By Dr. Derrick Thompson (Obstetrician &Gynaecologist)
A planned elective cesarean section is usually performed under spinal anesthesia. If you have been taking low-dose aspirin during your pregnancy, you will be advised to stop this medication preferably 10 days before the due date of you cesarean section. If you have been on heparin therapy, the administration of heparin is ceased the day prior to your cesarean section and will be recommended after delivery. It is recommended you fast for at least 6 hours prior to your operation. This means you are not allowed food and fluids, you are not allowed to smoke, you are not able to suck lollies or lozenges, or chew gum.
If a cesarean section is being performed during labour and an epidural catheter has already been inserted, the epidural is topped up. This means extra anaesthetic solution is inserted into the epidural space.
Occasionally the woman might need a general anesthetic, for example, in the following circumstances;
- for an emergency cesarean section where the procedure needs to be performed without delay
- if the anesthetist is unable to insert the spinal needle into the epidural space or spinal canal for technical reasons
- is she prefers a general anaesthetic
Most cesarean sections are performed under local anesthesia either by spinal or epidural, while you are awake and your partner is present.
Once you are placed on the operating table, your anesthetist will insert an intravenous cannula, and then position you either lying on your side or sitting bent over on the operating table, to insert the spinal needle. A urinary catheter will be inserted to drain your bladder and keep it empty during the cesarean section. Your abdomen from your navel down to your pubic area will be washed with antiseptic solution. Your lower abdomen will be draped with sterile sheets, and your obstetrician or doctor will check that the operating site is anaesthetised. A transverse lower abdominal incision (about 15-20 cm long) is made thru the skin and fatty tissue to the sheath of abdominal muscles (rectus abdominus). This is incised transversely, and the rectus muscles are separated.

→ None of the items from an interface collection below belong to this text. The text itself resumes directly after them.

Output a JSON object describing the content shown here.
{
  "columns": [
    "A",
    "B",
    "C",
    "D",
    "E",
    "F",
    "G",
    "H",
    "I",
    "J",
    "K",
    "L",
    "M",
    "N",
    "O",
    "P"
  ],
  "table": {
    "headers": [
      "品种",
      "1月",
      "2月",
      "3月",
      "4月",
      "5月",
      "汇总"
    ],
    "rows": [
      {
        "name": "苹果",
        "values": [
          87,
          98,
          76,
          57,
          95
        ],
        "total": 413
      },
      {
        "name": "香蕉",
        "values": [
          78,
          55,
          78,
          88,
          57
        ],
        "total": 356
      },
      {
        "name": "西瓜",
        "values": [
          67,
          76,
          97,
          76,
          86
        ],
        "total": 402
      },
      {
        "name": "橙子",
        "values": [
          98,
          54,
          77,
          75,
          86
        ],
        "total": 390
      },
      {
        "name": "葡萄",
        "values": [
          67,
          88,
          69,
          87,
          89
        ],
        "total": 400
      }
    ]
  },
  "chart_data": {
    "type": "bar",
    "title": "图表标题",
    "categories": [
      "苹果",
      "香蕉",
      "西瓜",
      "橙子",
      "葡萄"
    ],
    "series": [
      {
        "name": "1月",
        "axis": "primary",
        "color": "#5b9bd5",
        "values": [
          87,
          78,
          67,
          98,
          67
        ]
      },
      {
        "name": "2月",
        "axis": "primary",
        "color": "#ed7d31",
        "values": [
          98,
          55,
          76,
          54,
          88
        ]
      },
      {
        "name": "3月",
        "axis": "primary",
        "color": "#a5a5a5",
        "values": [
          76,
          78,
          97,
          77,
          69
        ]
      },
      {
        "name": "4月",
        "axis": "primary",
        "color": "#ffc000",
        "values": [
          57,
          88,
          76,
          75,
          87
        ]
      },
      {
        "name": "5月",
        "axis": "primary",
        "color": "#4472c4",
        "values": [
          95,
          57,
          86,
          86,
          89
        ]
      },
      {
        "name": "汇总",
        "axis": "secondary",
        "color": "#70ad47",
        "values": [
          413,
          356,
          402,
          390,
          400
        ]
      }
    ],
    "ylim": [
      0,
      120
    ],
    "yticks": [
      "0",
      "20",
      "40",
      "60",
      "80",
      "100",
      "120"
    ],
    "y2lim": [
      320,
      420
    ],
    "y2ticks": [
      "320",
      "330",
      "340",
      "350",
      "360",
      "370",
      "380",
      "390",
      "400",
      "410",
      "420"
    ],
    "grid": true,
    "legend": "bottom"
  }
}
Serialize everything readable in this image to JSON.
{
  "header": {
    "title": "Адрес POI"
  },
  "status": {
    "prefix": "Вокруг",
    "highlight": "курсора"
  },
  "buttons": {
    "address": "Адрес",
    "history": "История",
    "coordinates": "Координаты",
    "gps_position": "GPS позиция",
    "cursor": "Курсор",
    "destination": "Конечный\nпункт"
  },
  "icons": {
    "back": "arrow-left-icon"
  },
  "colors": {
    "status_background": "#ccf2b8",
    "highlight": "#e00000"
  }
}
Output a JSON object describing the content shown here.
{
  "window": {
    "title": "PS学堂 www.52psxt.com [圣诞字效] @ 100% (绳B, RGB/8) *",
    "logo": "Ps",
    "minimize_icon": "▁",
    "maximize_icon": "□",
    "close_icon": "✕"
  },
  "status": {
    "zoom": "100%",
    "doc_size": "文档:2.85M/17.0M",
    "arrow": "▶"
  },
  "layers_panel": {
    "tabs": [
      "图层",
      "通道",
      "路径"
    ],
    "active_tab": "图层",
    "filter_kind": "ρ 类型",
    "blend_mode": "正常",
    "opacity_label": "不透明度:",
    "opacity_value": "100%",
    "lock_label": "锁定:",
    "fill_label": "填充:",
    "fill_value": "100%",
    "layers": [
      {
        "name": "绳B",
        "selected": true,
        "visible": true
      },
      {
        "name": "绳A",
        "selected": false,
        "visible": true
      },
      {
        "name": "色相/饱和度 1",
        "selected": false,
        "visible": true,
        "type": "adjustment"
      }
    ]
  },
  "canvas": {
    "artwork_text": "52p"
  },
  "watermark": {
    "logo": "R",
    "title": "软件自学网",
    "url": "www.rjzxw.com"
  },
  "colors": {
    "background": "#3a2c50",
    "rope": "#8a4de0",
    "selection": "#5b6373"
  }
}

If you have a scar from a previous cesarean section in this area, most obstetricians will cut along the same scar line. If your previous scar is irregular or puckered, excision of the old scar is recommended. These days it is very unusual for a vertical incision in the lower abdomen to be performed when having a cesarean section.
Most women think their abdominal muscles have been completely cut transversely when having a cesarean section. In fact, this is not the case. Because the two halves of the abdominal muscles have only been spread apart (to allow access to the uterus) and have not been cut, bending and lifting post-operatively will not affect your c-section recovery.
The internal lining of your abdomen (called the peritoneum) is opened vertically between the rectus muscles. This can explain why you often feel numbness in your lower abdomen between your navel and the incision. The tissues in this area have been separated from the overlying skin before the peritoneum is opened vertically. The peritoneum over the lower segment of your uterus is then incised transversely and the uterine cavity opened.
The sign that the uterine cavity has been opened is often marked by a large gush of fluid, which is liquor. This is often mixed with blood, and the loss can appear quite startling.
If your baby is presenting head first, most obstetricians will deliver the head using obstetric forceps. Sometimes it can be quite difficult delivering the baby’s head manually. To prevent this potential difficulty, forceps are applied to the baby’s head and the head is lifted our of the uterine cavity. The diameter of the head plus the blades of the forceps applied to the head is less than the head plus the hand of an obstetrician, and therefore the uterine incision is less likely to be torn. Occasionally, there can be some superficial bruising over your baby’s face and scalp from applying forceps, but this will be minor and will usually resolve within a few days to a week. If your baby is breech, your obstetrician will grasp the foot first, deliver the other foot, then the bottom, the tummy and finally the head.
As your baby is being born, the drapes are lowered so that both you and your partner can witness the actual birth.
- Once your baby is born, the cord is clamped, and your baby is passed to the pediatrician who will check your baby to make sure all is well. Your baby is wrapped up and handed to you or more commonly your partner to cuddle while the operation is being completed.
- To complete the cesarean section, the placenta is removed and the uterine cavity checked to ensure there is no retained placental tissue. A finger is then passed into the cervical canal to make sure membranes are not obstructing the canal. This would prevent drainage of the blood that oozes from the raw placental site and cause the uterus to fill with blood forming a haematometra.
- This builds-up of blood can become infected, resulting in the mother feeling most unwell with rigors and high fever, usually greater than 38°C. Drainage of the uterine cavity and antibiotic treatment are required.
- The uterine incision and abdominal wall are sutured in layers. Most obstetricians close the skin with self-dissolving hidden suture just beneath the incision (a subcutaneous suture). The total operating time is about 30 – 40 minutes.